Page and application data records
........

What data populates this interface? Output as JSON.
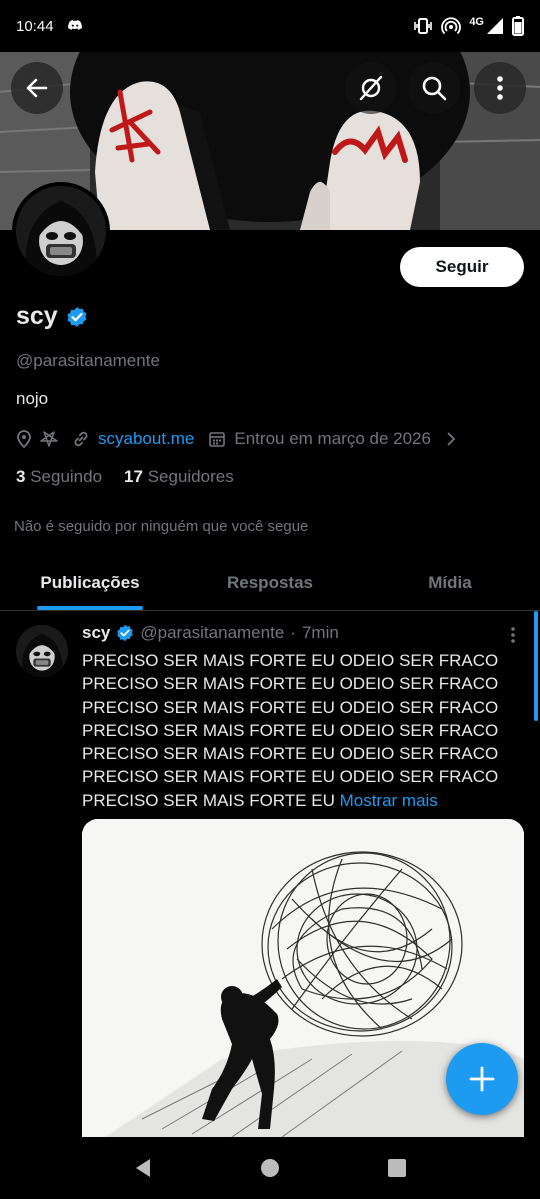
{
  "status_bar": {
    "time": "10:44",
    "network": "4G",
    "icons": [
      "discord-icon",
      "vibrate-icon",
      "hotspot-icon",
      "signal-icon",
      "battery-icon"
    ]
  },
  "profile": {
    "display_name": "scy",
    "verified": true,
    "handle": "@parasitanamente",
    "bio": "nojo",
    "website": "scyabout.me",
    "joined": "Entrou em março de 2026",
    "following_count": "3",
    "following_label": "Seguindo",
    "followers_count": "17",
    "followers_label": "Seguidores",
    "not_followed_text": "Não é seguido por ninguém que você segue",
    "follow_button": "Seguir"
  },
  "tabs": [
    {
      "label": "Publicações",
      "active": true
    },
    {
      "label": "Respostas",
      "active": false
    },
    {
      "label": "Mídia",
      "active": false
    }
  ],
  "post": {
    "name": "scy",
    "handle": "@parasitanamente",
    "separator": "·",
    "time": "7min",
    "lines": [
      "PRECISO SER MAIS FORTE EU ODEIO SER FRACO",
      "PRECISO SER MAIS FORTE EU ODEIO SER FRACO",
      "PRECISO SER MAIS FORTE EU ODEIO SER FRACO",
      "PRECISO SER MAIS FORTE EU ODEIO SER FRACO",
      "PRECISO SER MAIS FORTE EU ODEIO SER FRACO",
      "PRECISO SER MAIS FORTE EU ODEIO SER FRACO"
    ],
    "last_line": "PRECISO SER MAIS FORTE EU ",
    "show_more": "Mostrar mais"
  },
  "colors": {
    "accent": "#1d9bf0",
    "background": "#000000",
    "text": "#e7e9ea",
    "muted": "#71767b"
  }
}
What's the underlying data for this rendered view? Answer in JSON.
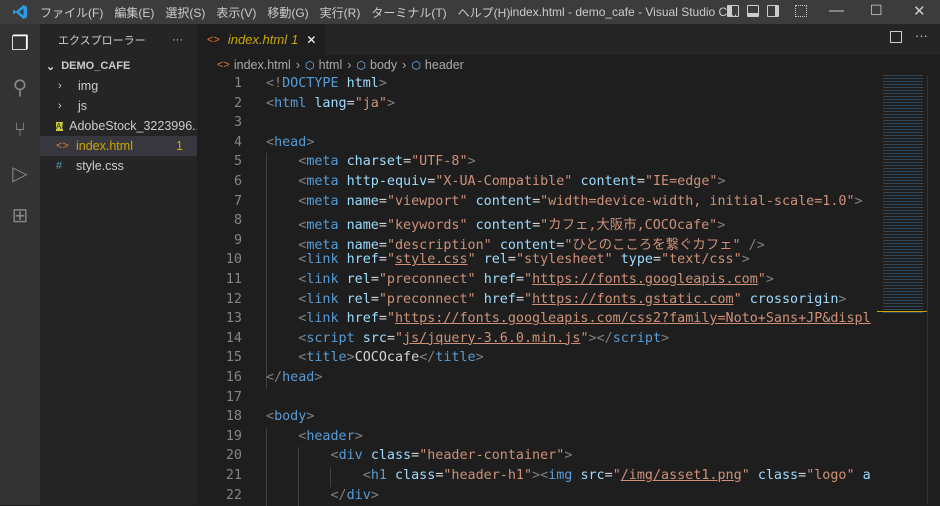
{
  "menu": [
    "ファイル(F)",
    "編集(E)",
    "選択(S)",
    "表示(V)",
    "移動(G)",
    "実行(R)",
    "ターミナル(T)",
    "ヘルプ(H)"
  ],
  "window_title": "index.html - demo_cafe - Visual Studio C...",
  "explorer": {
    "title": "エクスプローラー",
    "more": "···",
    "folder": "DEMO_CAFE",
    "items": [
      {
        "label": "img",
        "type": "folder"
      },
      {
        "label": "js",
        "type": "folder"
      },
      {
        "label": "AdobeStock_3223996...",
        "type": "ai"
      },
      {
        "label": "index.html",
        "type": "html",
        "badge": "1"
      },
      {
        "label": "style.css",
        "type": "css"
      }
    ]
  },
  "tab": {
    "label": "index.html",
    "badge": "1",
    "close": "✕"
  },
  "breadcrumb": [
    "index.html",
    "html",
    "body",
    "header"
  ],
  "code": [
    [
      [
        "p",
        "<!"
      ],
      [
        "t",
        "DOCTYPE"
      ],
      [
        "x",
        " "
      ],
      [
        "a",
        "html"
      ],
      [
        "p",
        ">"
      ]
    ],
    [
      [
        "p",
        "<"
      ],
      [
        "t",
        "html"
      ],
      [
        "x",
        " "
      ],
      [
        "a",
        "lang"
      ],
      [
        "x",
        "="
      ],
      [
        "s",
        "\"ja\""
      ],
      [
        "p",
        ">"
      ]
    ],
    [],
    [
      [
        "p",
        "<"
      ],
      [
        "t",
        "head"
      ],
      [
        "p",
        ">"
      ]
    ],
    [
      [
        "x",
        "    "
      ],
      [
        "p",
        "<"
      ],
      [
        "t",
        "meta"
      ],
      [
        "x",
        " "
      ],
      [
        "a",
        "charset"
      ],
      [
        "x",
        "="
      ],
      [
        "s",
        "\"UTF-8\""
      ],
      [
        "p",
        ">"
      ]
    ],
    [
      [
        "x",
        "    "
      ],
      [
        "p",
        "<"
      ],
      [
        "t",
        "meta"
      ],
      [
        "x",
        " "
      ],
      [
        "a",
        "http-equiv"
      ],
      [
        "x",
        "="
      ],
      [
        "s",
        "\"X-UA-Compatible\""
      ],
      [
        "x",
        " "
      ],
      [
        "a",
        "content"
      ],
      [
        "x",
        "="
      ],
      [
        "s",
        "\"IE=edge\""
      ],
      [
        "p",
        ">"
      ]
    ],
    [
      [
        "x",
        "    "
      ],
      [
        "p",
        "<"
      ],
      [
        "t",
        "meta"
      ],
      [
        "x",
        " "
      ],
      [
        "a",
        "name"
      ],
      [
        "x",
        "="
      ],
      [
        "s",
        "\"viewport\""
      ],
      [
        "x",
        " "
      ],
      [
        "a",
        "content"
      ],
      [
        "x",
        "="
      ],
      [
        "s",
        "\"width=device-width, initial-scale=1.0\""
      ],
      [
        "p",
        ">"
      ]
    ],
    [
      [
        "x",
        "    "
      ],
      [
        "p",
        "<"
      ],
      [
        "t",
        "meta"
      ],
      [
        "x",
        " "
      ],
      [
        "a",
        "name"
      ],
      [
        "x",
        "="
      ],
      [
        "s",
        "\"keywords\""
      ],
      [
        "x",
        " "
      ],
      [
        "a",
        "content"
      ],
      [
        "x",
        "="
      ],
      [
        "s",
        "\"カフェ,大阪市,COCOcafe\""
      ],
      [
        "p",
        ">"
      ]
    ],
    [
      [
        "x",
        "    "
      ],
      [
        "p",
        "<"
      ],
      [
        "t",
        "meta"
      ],
      [
        "x",
        " "
      ],
      [
        "a",
        "name"
      ],
      [
        "x",
        "="
      ],
      [
        "s",
        "\"description\""
      ],
      [
        "x",
        " "
      ],
      [
        "a",
        "content"
      ],
      [
        "x",
        "="
      ],
      [
        "s",
        "\"ひとのこころを繋ぐカフェ\""
      ],
      [
        "x",
        " "
      ],
      [
        "p",
        "/>"
      ]
    ],
    [
      [
        "x",
        "    "
      ],
      [
        "p",
        "<"
      ],
      [
        "t",
        "link"
      ],
      [
        "x",
        " "
      ],
      [
        "a",
        "href"
      ],
      [
        "x",
        "="
      ],
      [
        "s",
        "\""
      ],
      [
        "u",
        "style.css"
      ],
      [
        "s",
        "\""
      ],
      [
        "x",
        " "
      ],
      [
        "a",
        "rel"
      ],
      [
        "x",
        "="
      ],
      [
        "s",
        "\"stylesheet\""
      ],
      [
        "x",
        " "
      ],
      [
        "a",
        "type"
      ],
      [
        "x",
        "="
      ],
      [
        "s",
        "\"text/css\""
      ],
      [
        "p",
        ">"
      ]
    ],
    [
      [
        "x",
        "    "
      ],
      [
        "p",
        "<"
      ],
      [
        "t",
        "link"
      ],
      [
        "x",
        " "
      ],
      [
        "a",
        "rel"
      ],
      [
        "x",
        "="
      ],
      [
        "s",
        "\"preconnect\""
      ],
      [
        "x",
        " "
      ],
      [
        "a",
        "href"
      ],
      [
        "x",
        "="
      ],
      [
        "s",
        "\""
      ],
      [
        "u",
        "https://fonts.googleapis.com"
      ],
      [
        "s",
        "\""
      ],
      [
        "p",
        ">"
      ]
    ],
    [
      [
        "x",
        "    "
      ],
      [
        "p",
        "<"
      ],
      [
        "t",
        "link"
      ],
      [
        "x",
        " "
      ],
      [
        "a",
        "rel"
      ],
      [
        "x",
        "="
      ],
      [
        "s",
        "\"preconnect\""
      ],
      [
        "x",
        " "
      ],
      [
        "a",
        "href"
      ],
      [
        "x",
        "="
      ],
      [
        "s",
        "\""
      ],
      [
        "u",
        "https://fonts.gstatic.com"
      ],
      [
        "s",
        "\""
      ],
      [
        "x",
        " "
      ],
      [
        "a",
        "crossorigin"
      ],
      [
        "p",
        ">"
      ]
    ],
    [
      [
        "x",
        "    "
      ],
      [
        "p",
        "<"
      ],
      [
        "t",
        "link"
      ],
      [
        "x",
        " "
      ],
      [
        "a",
        "href"
      ],
      [
        "x",
        "="
      ],
      [
        "s",
        "\""
      ],
      [
        "u",
        "https://fonts.googleapis.com/css2?family=Noto+Sans+JP&displ"
      ]
    ],
    [
      [
        "x",
        "    "
      ],
      [
        "p",
        "<"
      ],
      [
        "t",
        "script"
      ],
      [
        "x",
        " "
      ],
      [
        "a",
        "src"
      ],
      [
        "x",
        "="
      ],
      [
        "s",
        "\""
      ],
      [
        "u",
        "js/jquery-3.6.0.min.js"
      ],
      [
        "s",
        "\""
      ],
      [
        "p",
        "></"
      ],
      [
        "t",
        "script"
      ],
      [
        "p",
        ">"
      ]
    ],
    [
      [
        "x",
        "    "
      ],
      [
        "p",
        "<"
      ],
      [
        "t",
        "title"
      ],
      [
        "p",
        ">"
      ],
      [
        "x",
        "COCOcafe"
      ],
      [
        "p",
        "</"
      ],
      [
        "t",
        "title"
      ],
      [
        "p",
        ">"
      ]
    ],
    [
      [
        "p",
        "</"
      ],
      [
        "t",
        "head"
      ],
      [
        "p",
        ">"
      ]
    ],
    [],
    [
      [
        "p",
        "<"
      ],
      [
        "t",
        "body"
      ],
      [
        "p",
        ">"
      ]
    ],
    [
      [
        "x",
        "    "
      ],
      [
        "p",
        "<"
      ],
      [
        "t",
        "header"
      ],
      [
        "p",
        ">"
      ]
    ],
    [
      [
        "x",
        "        "
      ],
      [
        "p",
        "<"
      ],
      [
        "t",
        "div"
      ],
      [
        "x",
        " "
      ],
      [
        "a",
        "class"
      ],
      [
        "x",
        "="
      ],
      [
        "s",
        "\"header-container\""
      ],
      [
        "p",
        ">"
      ]
    ],
    [
      [
        "x",
        "            "
      ],
      [
        "p",
        "<"
      ],
      [
        "t",
        "h1"
      ],
      [
        "x",
        " "
      ],
      [
        "a",
        "class"
      ],
      [
        "x",
        "="
      ],
      [
        "s",
        "\"header-h1\""
      ],
      [
        "p",
        "><"
      ],
      [
        "t",
        "img"
      ],
      [
        "x",
        " "
      ],
      [
        "a",
        "src"
      ],
      [
        "x",
        "="
      ],
      [
        "s",
        "\""
      ],
      [
        "u",
        "/img/asset1.png"
      ],
      [
        "s",
        "\""
      ],
      [
        "x",
        " "
      ],
      [
        "a",
        "class"
      ],
      [
        "x",
        "="
      ],
      [
        "s",
        "\"logo\""
      ],
      [
        "x",
        " "
      ],
      [
        "a",
        "a"
      ]
    ],
    [
      [
        "x",
        "        "
      ],
      [
        "p",
        "</"
      ],
      [
        "t",
        "div"
      ],
      [
        "p",
        ">"
      ]
    ]
  ]
}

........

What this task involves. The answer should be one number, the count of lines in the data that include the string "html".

Result of the exercise. 8